>>
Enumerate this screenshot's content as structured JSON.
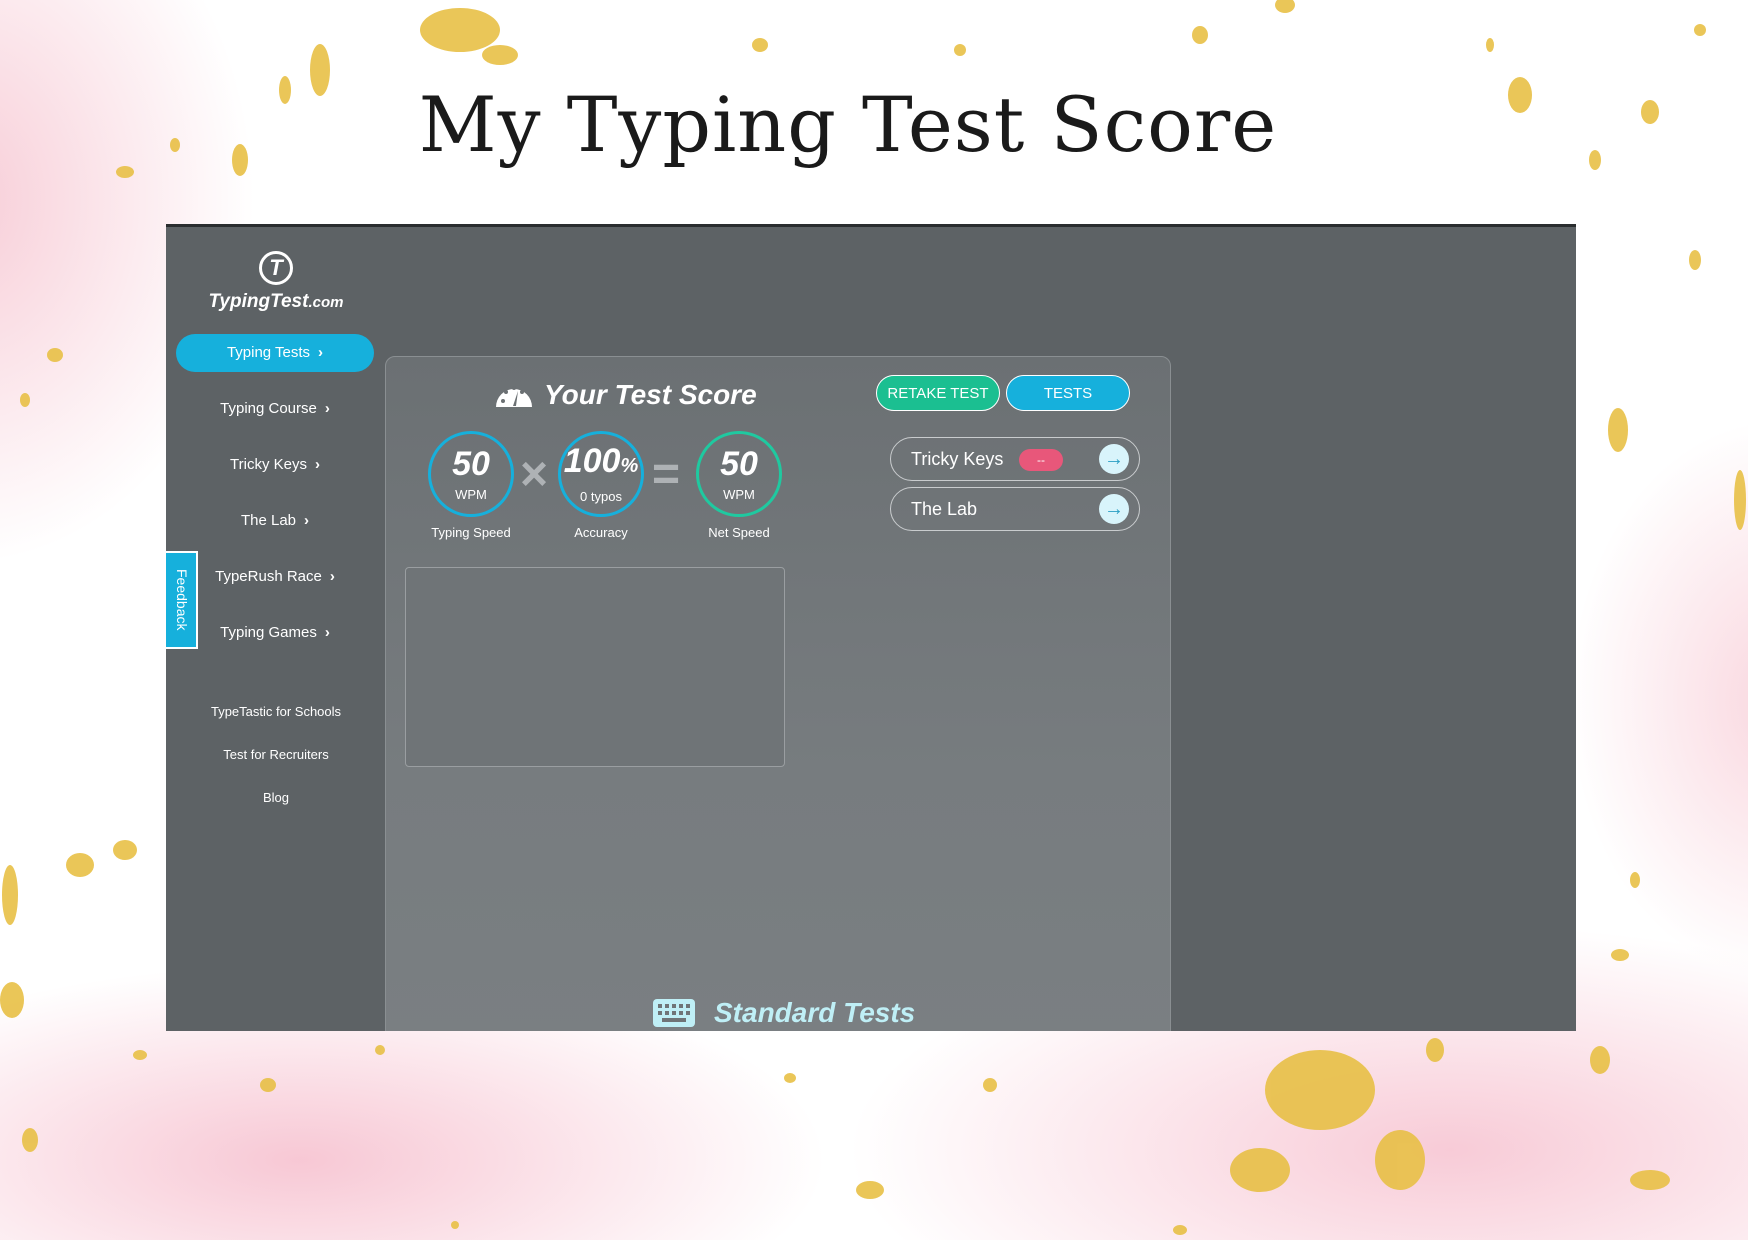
{
  "page": {
    "heading": "My Typing Test Score"
  },
  "app": {
    "logo": {
      "mark": "T",
      "name": "TypingTest",
      "tld": ".com"
    },
    "nav": [
      {
        "label": "Typing Tests",
        "active": true
      },
      {
        "label": "Typing Course",
        "active": false
      },
      {
        "label": "Tricky Keys",
        "active": false
      },
      {
        "label": "The Lab",
        "active": false
      },
      {
        "label": "TypeRush Race",
        "active": false
      },
      {
        "label": "Typing Games",
        "active": false
      }
    ],
    "subnav": [
      "TypeTastic for Schools",
      "Test for Recruiters",
      "Blog"
    ],
    "feedback_label": "Feedback",
    "score": {
      "title": "Your Test Score",
      "typing_speed": {
        "value": "50",
        "unit": "WPM",
        "label": "Typing Speed"
      },
      "accuracy": {
        "value": "100",
        "unit_symbol": "%",
        "typos": "0  typos",
        "label": "Accuracy"
      },
      "net_speed": {
        "value": "50",
        "unit": "WPM",
        "label": "Net Speed"
      },
      "times_symbol": "×",
      "equals_symbol": "="
    },
    "buttons": {
      "retake": "RETAKE TEST",
      "tests": "TESTS"
    },
    "links": [
      {
        "label": "Tricky Keys",
        "badge": "--"
      },
      {
        "label": "The Lab"
      }
    ],
    "section_title": "Standard Tests",
    "colors": {
      "accent_blue": "#16b0dc",
      "accent_green": "#1bbf91",
      "badge_pink": "#e8577a",
      "panel_gray": "#5d6265"
    },
    "icons": [
      "speedometer-icon",
      "keyboard-icon",
      "arrow-right-icon",
      "chevron-right-icon"
    ]
  }
}
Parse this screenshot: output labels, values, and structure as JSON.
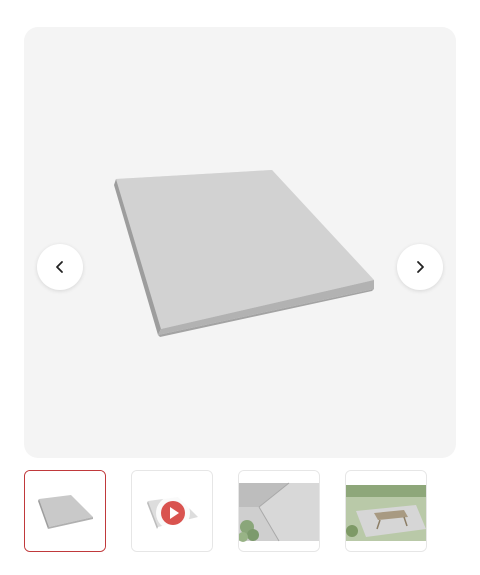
{
  "gallery": {
    "product_image_icon": "concrete-paving-slab",
    "prev_icon": "chevron-left-icon",
    "next_icon": "chevron-right-icon"
  },
  "thumbnails": [
    {
      "subject": "paving-slab",
      "active": true
    },
    {
      "subject": "paving-slab-video",
      "has_play_icon": true
    },
    {
      "subject": "slab-closeup-with-plants"
    },
    {
      "subject": "garden-with-picnic-table"
    }
  ],
  "colors": {
    "active_border": "#c0393b",
    "play_button": "#d9534f"
  }
}
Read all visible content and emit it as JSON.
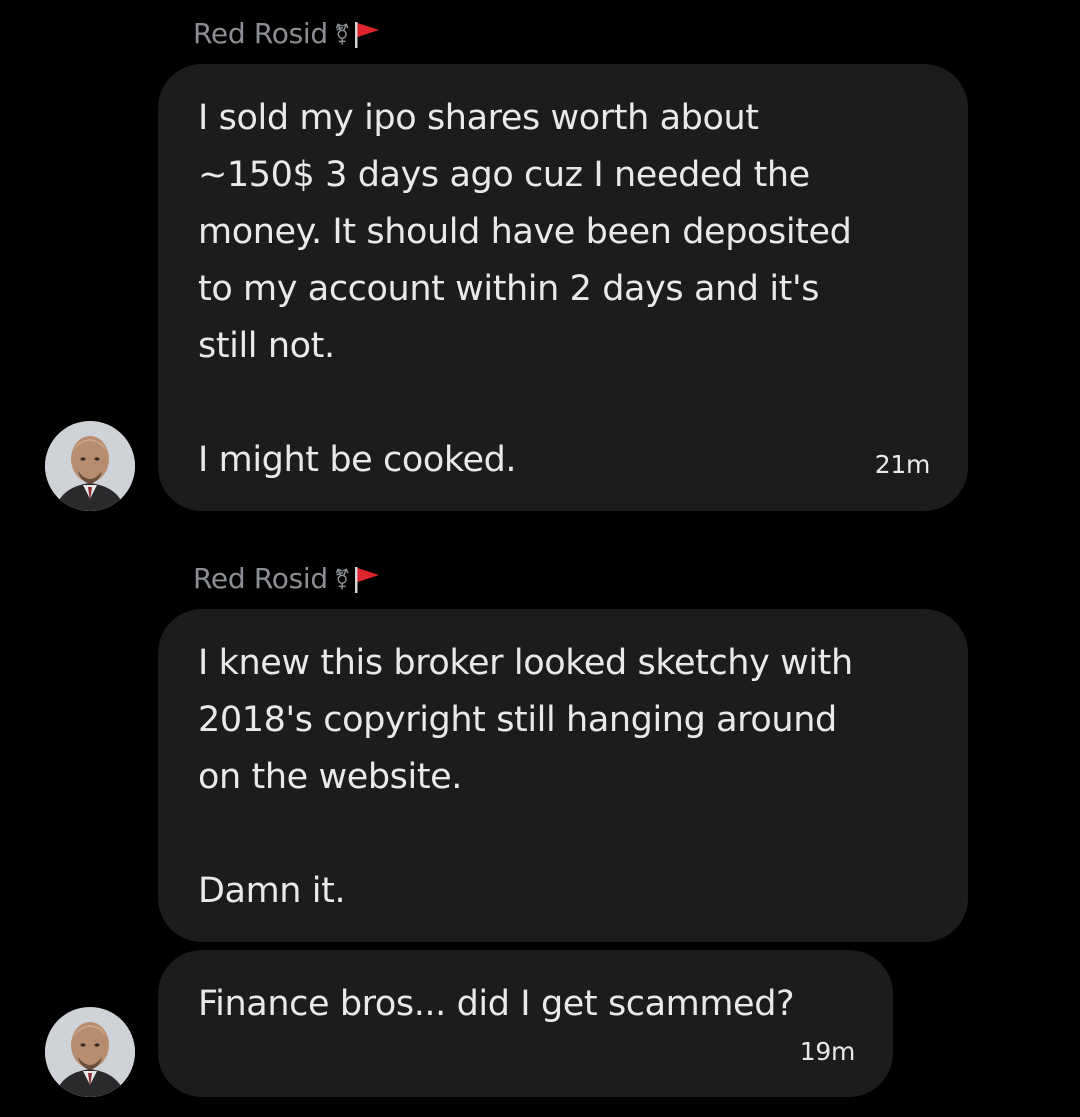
{
  "messages": [
    {
      "sender": "Red Rosid",
      "text": "I sold my ipo shares worth about\n~150$ 3 days ago cuz I needed the\nmoney. It should have been deposited\nto my account within 2 days and it's\nstill not.\n\nI might be cooked.",
      "time": "21m"
    },
    {
      "sender": "Red Rosid",
      "text": "I knew this broker looked sketchy with\n2018's copyright still hanging around\non the website.\n\nDamn it.",
      "time": ""
    },
    {
      "sender": "",
      "text": "Finance bros... did I get scammed?",
      "time": "19m"
    }
  ],
  "icons": {
    "gender": "⚧",
    "flag": "red-flag"
  },
  "colors": {
    "background": "#000000",
    "bubble": "#1c1c1e",
    "text": "#e7e9ea",
    "sender": "#8b8f94",
    "flag": "#e0242b"
  }
}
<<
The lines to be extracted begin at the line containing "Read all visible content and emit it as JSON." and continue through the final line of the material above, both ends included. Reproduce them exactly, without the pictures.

Read all visible content and emit it as JSON.
{
  "messages": [
    {
      "sender": "Red Rosid",
      "text": "I sold my ipo shares worth about\n~150$ 3 days ago cuz I needed the\nmoney. It should have been deposited\nto my account within 2 days and it's\nstill not.\n\nI might be cooked.",
      "time": "21m"
    },
    {
      "sender": "Red Rosid",
      "text": "I knew this broker looked sketchy with\n2018's copyright still hanging around\non the website.\n\nDamn it.",
      "time": ""
    },
    {
      "sender": "",
      "text": "Finance bros... did I get scammed?",
      "time": "19m"
    }
  ],
  "icons": {
    "gender": "⚧",
    "flag": "red-flag"
  },
  "colors": {
    "background": "#000000",
    "bubble": "#1c1c1e",
    "text": "#e7e9ea",
    "sender": "#8b8f94",
    "flag": "#e0242b"
  }
}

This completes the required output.